Quentin Tarantino's Once Upon a Time in Hollywood (2019): Whose Story Is It?

Image by Free-Photos from Pixabay
Quentin Tarantino is known for many things: foot fetishes, a love of spaghetti westerns, martial arts films, alternative histories, lengthy monologues, and copious amounts of over-the-top violence and bloodshed. Once Upon a Time in Hollywood (or OUATIH, as everyone seems to be calling it) keeps many of these elements, but the violence and bloodshed are almost nonexistent. When it does enter the picture, it's that much more shocking because of its noticeable absence throughout most of the film.

Rick Dalton, a fictional character, (Leonardo DiCaprio) feels certain his career won't last much longer. His reputation has sunk due to the fact that he always plays a villain who gets beat up. It doesn't help that he's also an alcoholic. He thinks his career has sunk to a new low when he is offered a chance to make Italian Westerns. His stunt double and best friend, Cliff Booth (Brad Pitt), drives him around and does odd jobs around the house since unfortunate circumstances have blocked him from working much lately. We follow these two men around as they work at the studio, watch shows at home, and drive around town.
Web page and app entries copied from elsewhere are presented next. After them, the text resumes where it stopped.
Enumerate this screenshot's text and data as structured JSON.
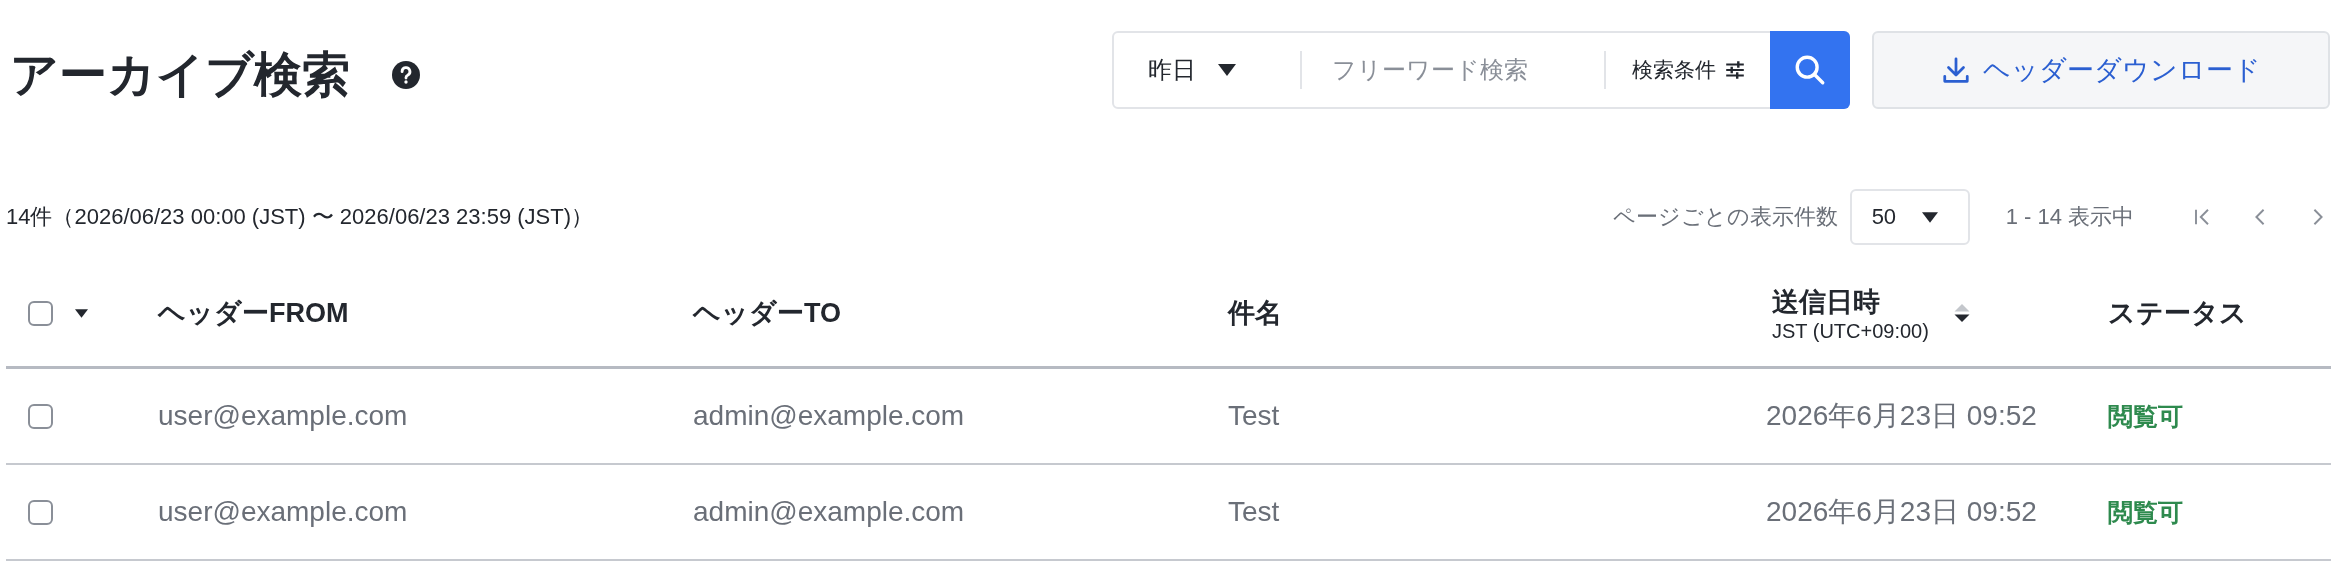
{
  "page_title": "アーカイブ検索",
  "search_bar": {
    "period": "昨日",
    "placeholder": "フリーワード検索",
    "conditions_label": "検索条件"
  },
  "download_button": "ヘッダーダウンロード",
  "summary": "14件（2026/06/23 00:00 (JST) 〜 2026/06/23 23:59 (JST)）",
  "pagination": {
    "per_page_label": "ページごとの表示件数",
    "per_page": "50",
    "range": "1 - 14 表示中"
  },
  "table": {
    "select_all_checked": false,
    "columns": [
      {
        "label": "ヘッダーFROM"
      },
      {
        "label": "ヘッダーTO"
      },
      {
        "label": "件名"
      },
      {
        "label": "送信日時",
        "sublabel": "JST (UTC+09:00)",
        "sortable": true
      },
      {
        "label": "ステータス"
      }
    ],
    "rows": [
      {
        "checked": false,
        "from": "user@example.com",
        "to": "admin@example.com",
        "subject": "Test",
        "sent": "2026年6月23日 09:52",
        "status": "閲覧可"
      },
      {
        "checked": false,
        "from": "user@example.com",
        "to": "admin@example.com",
        "subject": "Test",
        "sent": "2026年6月23日 09:52",
        "status": "閲覧可"
      }
    ]
  }
}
The real-life Sharon Tate (Margot Robbie), along with her husband, Roman Polanski, live next door to Dalton, although the neighbors have never met. We see Tate partying in Hollywood, going to the movies to see herself, dancing around to records, and snoring in bed.

There are a million fun moments that will please any film buff, but the other characters we get to know to an extent are the Manson "family" -- that is, the many young men and women that became entangled with Charles Manson in the 1960s. While we first encounter this group after a wacky series of interactions Booth has with them on one of his times wandering about town, the most intriguing scenes happen at the end, when a few of the Manson family show up to "do the devil's work" at the Tate residence.

The final half hour of so brings all of our characters together, creating an alternative version of the grisly Tate murders that happened in 1969.

While this section is no doubt the most controversial and intriguing of OUATIH, the majority of the film isn't about the events that transpired that night. No, this movie is about Hollywood -- the glamour, the glitz, the blood, the sweat, and the tears that those in the film industry shed. Dalton loves his career, and he's sad to see it take a nosedive. Booth equally enjoys his work, but he also loves his dog, working outside, and driving around. He's a blue-collar man who found a way to walk in the shadow of the limelight. He walks among them, but he's not one of them. While we don't hear much from Tate, we see how she seems to love life. She feels proud of what she did on-screen, yet she's also content to go to parties and spend time with her friends.

So whose story is it? Is it Dalton's? The guy whose career seems to be slipping away from him, his fear of failure hanging ever-presently over him? Is it Booth's? The man who doesn't quite fit in -- yet he's found a soul mate and a place he can serve. Is it Tate? The it girl of the moment, whose life seems to be at a crossroads?

I'm such a fan of Leonardo DiCaprio but Brad Pitt stole the show here. Although we hear of questionable things Cliff Booth has done, on screen we see a loyal friend. Dalton doesn't know what a treasure he has in Booth. Booth plays that friend who is happy to live in someone's shadow. And he does it without resentment or entitlement. He's the moral center of this movie. The camera is completely in love with him, too, lingering on his slow smile and fit figure.

This movie is a departure and a triumph for Tarantino. Here we see a filmmaker in control. Who doesn't have to shock audiences to gain attention. It's rumored that this is the next to last movie Tarantino will make. I can't imagine that would be true, but if his future films are like this, I'm there for it.